Montague and Capulet. Coke and Pepsi. Sony and Nintendo. Apple and Samsung. Whether you are a fan of Shakespeare, cola, computer games or gadgets, history is littered with two rivals battling it out for supremacy and bragging rights. When it comes to electronics, the battle between the two big dogs in smartphones has raged for years. Like a humble and workman-like Lionel Messi to a flashy, self-promoting Cristano Ronaldo, Samsung has been happy to climb to the top of the smartphone market without generating Apple-like levels of hype.
While Apple has historically had the ability to build considerable buzz with each new phone announcement, Samsung has consistently hovered along, developing new products to move with the market and suit the needs of consumers.

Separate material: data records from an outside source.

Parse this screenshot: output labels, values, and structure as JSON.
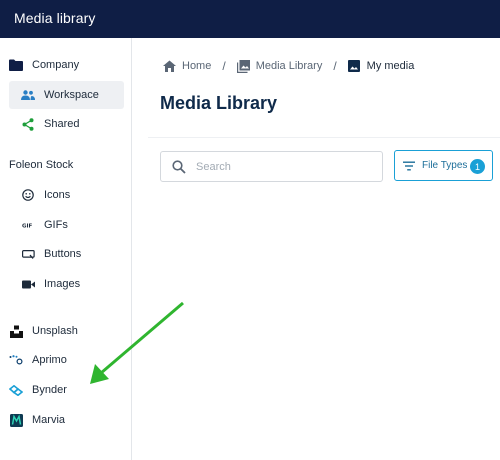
{
  "app": {
    "title": "Media library"
  },
  "sidebar": {
    "items": [
      {
        "label": "Company",
        "icon": "folder-icon"
      },
      {
        "label": "Workspace",
        "icon": "people-icon",
        "active": true
      },
      {
        "label": "Shared",
        "icon": "share-icon"
      }
    ],
    "stock_heading": "Foleon Stock",
    "stock_items": [
      {
        "label": "Icons",
        "icon": "smiley-icon"
      },
      {
        "label": "GIFs",
        "icon": "gif-icon"
      },
      {
        "label": "Buttons",
        "icon": "button-icon"
      },
      {
        "label": "Images",
        "icon": "camera-icon"
      }
    ],
    "integrations": [
      {
        "label": "Unsplash",
        "icon": "unsplash-icon"
      },
      {
        "label": "Aprimo",
        "icon": "aprimo-icon"
      },
      {
        "label": "Bynder",
        "icon": "bynder-icon"
      },
      {
        "label": "Marvia",
        "icon": "marvia-icon"
      }
    ]
  },
  "breadcrumb": [
    {
      "label": "Home",
      "icon": "home-icon"
    },
    {
      "label": "Media Library",
      "icon": "gallery-icon"
    },
    {
      "label": "My media",
      "icon": "image-icon"
    }
  ],
  "breadcrumb_separator": "/",
  "page": {
    "title": "Media Library"
  },
  "search": {
    "placeholder": "Search",
    "value": ""
  },
  "filter": {
    "label": "File Types",
    "count": "1"
  },
  "colors": {
    "topbar": "#0f1e45",
    "accent": "#1aa0d6",
    "annotation_arrow": "#2fb52f",
    "active_bg": "#eef0f3"
  }
}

The latest in the long line of these advances – as reported by Techly in March – are the Samsung Galaxy S6 and Galaxy S6 Edge.
As we said then, cutting edge just got cutting-er. While we reported that the device quickly established itself as a market leader, we also noted that it was a change of sorts for Samsung. The device aimed to establish Samsung as a style leader, with the sleek smooth glass-and-matte-metal body design a refreshing change from the phone’s “previously cheap look and feel”.
But, as my mother, teacher and bathroom mirror tell me, it is what’s on the inside that counts.
The Galaxy S6 and S6 Edge have plenty of power to go with the sleek design, allowing users the best smartphone tool yet to capture special moments, whatever they may be.
The S6 edge, in particular, Techly rate as probably the best phone to watch and record stuff with – and that is where Evergig comes in.
Techly wrote about Evergig back in November 2014, giving you the low down on a new phenomenon in live music – fan-shot footage, synced with the interwebs and turned into a film clip.
In short, with hundreds and thousands of concert goers filming the concert on their smartphones, it created the potential for the huge amount of footage to be edited into one clip which took the best angles from a myriad of possibilities.
With others coming to the party too, like FanFootage.com, it has created new potential for enjoying and re-enjoying concerts – whether you were there or not. It is also a far cheaper way to enjoy your favourite band, and do so from the comfort of wherever.
By staying home and avoiding moshpits, there is now no need to get hot and sweaty at concerts again (unless watching your fave band gets you hot and sweaty, in which case you should probably stay home anyway).
The issue with fan-shot footage has always been quality – we all have that friend who wants us to relive his shaky, 120-minute Nickelback on his smartphone which looks terrible and sounds worse.
However, with advances in smartphone technology, fan shot footage can be good – so good in fact that it no longer looks fan shot. The Galaxy S6 and S6 Edge provide you with film clip quality technics – that you can carry in your pocket.
And while not looking too shabby either.
A quick look at the Evergig website shows a who’s who of bands, with plenty to offer from each. There are 1,185,270 concert videos on the site – and counting.
There is also a running update list of who is doing the best adding and editing at any time, meaning you can connect with a community of amateur camera operators and directors – who suddenly aren’t looking so amateur.
Finally, it is a long time since mobile phones have been mobile phones. They are now cameras, computers, credit cards, cd collections and form the basis for a myriad of social connections. Evergig shows just another angle to this.